While rain for your yard and home may sound great if you're waiting for things to grow, too much rain can cause problems. If your home and yard aren't ready, spring rain can lead to water issues. Here's how to be prepared ahead of time, no matter how much rain you're expecting.
Gutters are an important defense during the rainy season by keeping water away from your siding and home. However, gutters get filled with leaves, needles, dirt and bugs over time, especially during winter: The result is clogged gutters and downspouts during rainy weather, causing water to backflow, so the gutters do more harm than good. It's a good idea to clean out your gutters at least twice a year: in the fall and spring. If you have pines around your home, which shed a lot of needles, you may need to clean your gutters quarterly.
Protect Your Foundation from Moisture
Gutters and eaves help protect your siding from exposure to moisture and rot, but your foundation isn't always as well-defended, especially if there is soil next your foundation that can soak up water from rainfall and let it linger. Cracks and decay result, threatening the structural integrity of your house. If you have a basement, water seeping inside your home may also be a cause for concern. Gradient control, gravel drain installation and sump pumps can solve many of these problems if your home is at risk from rain for your yard.
Prevent Soggy Soil
Even if your foundation is safe, keep an eye on the soil around your yard, lawn and garden.
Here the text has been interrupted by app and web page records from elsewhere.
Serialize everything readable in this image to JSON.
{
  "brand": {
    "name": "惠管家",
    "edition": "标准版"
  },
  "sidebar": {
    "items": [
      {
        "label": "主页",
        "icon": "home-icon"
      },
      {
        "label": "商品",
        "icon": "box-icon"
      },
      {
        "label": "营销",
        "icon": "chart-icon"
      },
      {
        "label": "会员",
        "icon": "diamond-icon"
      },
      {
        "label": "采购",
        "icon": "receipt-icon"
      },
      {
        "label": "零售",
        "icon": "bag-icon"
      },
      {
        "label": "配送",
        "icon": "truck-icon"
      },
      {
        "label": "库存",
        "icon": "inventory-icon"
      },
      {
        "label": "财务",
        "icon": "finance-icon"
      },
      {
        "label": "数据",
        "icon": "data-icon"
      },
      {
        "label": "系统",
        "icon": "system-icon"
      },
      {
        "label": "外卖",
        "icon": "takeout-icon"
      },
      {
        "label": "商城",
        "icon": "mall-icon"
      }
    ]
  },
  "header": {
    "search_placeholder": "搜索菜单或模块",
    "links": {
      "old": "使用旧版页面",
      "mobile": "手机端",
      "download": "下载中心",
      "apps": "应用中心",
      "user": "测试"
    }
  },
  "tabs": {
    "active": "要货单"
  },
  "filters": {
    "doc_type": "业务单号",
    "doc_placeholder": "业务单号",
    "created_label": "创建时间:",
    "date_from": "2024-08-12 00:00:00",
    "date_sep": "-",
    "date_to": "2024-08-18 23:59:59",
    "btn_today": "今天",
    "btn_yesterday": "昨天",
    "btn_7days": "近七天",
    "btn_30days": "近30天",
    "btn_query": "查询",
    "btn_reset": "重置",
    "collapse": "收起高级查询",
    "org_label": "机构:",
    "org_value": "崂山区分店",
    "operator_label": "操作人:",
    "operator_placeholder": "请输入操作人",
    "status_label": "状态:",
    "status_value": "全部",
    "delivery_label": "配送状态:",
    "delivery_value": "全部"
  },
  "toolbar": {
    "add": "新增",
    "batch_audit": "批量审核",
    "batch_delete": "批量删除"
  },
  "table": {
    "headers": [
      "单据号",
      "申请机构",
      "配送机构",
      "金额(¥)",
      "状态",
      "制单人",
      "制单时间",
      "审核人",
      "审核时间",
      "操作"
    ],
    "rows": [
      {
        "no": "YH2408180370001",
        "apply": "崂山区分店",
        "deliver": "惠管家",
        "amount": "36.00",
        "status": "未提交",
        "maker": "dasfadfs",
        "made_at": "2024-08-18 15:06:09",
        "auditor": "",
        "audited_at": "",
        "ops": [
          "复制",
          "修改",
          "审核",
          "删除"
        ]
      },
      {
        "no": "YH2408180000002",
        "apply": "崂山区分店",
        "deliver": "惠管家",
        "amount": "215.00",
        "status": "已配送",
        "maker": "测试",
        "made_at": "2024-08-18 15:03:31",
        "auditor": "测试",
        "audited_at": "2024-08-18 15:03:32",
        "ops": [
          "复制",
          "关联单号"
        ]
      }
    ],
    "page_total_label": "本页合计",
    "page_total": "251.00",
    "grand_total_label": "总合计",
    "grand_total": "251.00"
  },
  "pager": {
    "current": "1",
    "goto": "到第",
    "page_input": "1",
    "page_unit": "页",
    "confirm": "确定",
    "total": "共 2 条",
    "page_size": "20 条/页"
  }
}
Stepping on soggy soil can ruin seedlings and shoots, especially on new, growing grass. And if the soil is too soggy for too long, plants will become waterlogged and open to some nasty diseases, which means you may have to do some emergency landscaping.
Clean Up Debris and Damage Quickly
During rainy days, yard debris is particularly dangerous. Those piles of leaves, trash or anything else covering your yard will become soaked and allow moisture to linger for long periods of time. Mildew and mold can grow as a result, so take care of debris immediately. The same is true of cracks, missing shingles and other problems that allow leaks to form when spring and summer rains become a problem.
Watch for Encroaching Bugs
Rainy weather can create bug problems as well. Lots of rain can drive some insects (such as ants) indoors in search of drier locations. Additionally, moisture can soften up wood and attract plenty of pests that want to chomp down on it. Don't forget to look out for pests like mosquitoes that need moisture to breed; frequent rainfall can help them swarm unless they are controlled.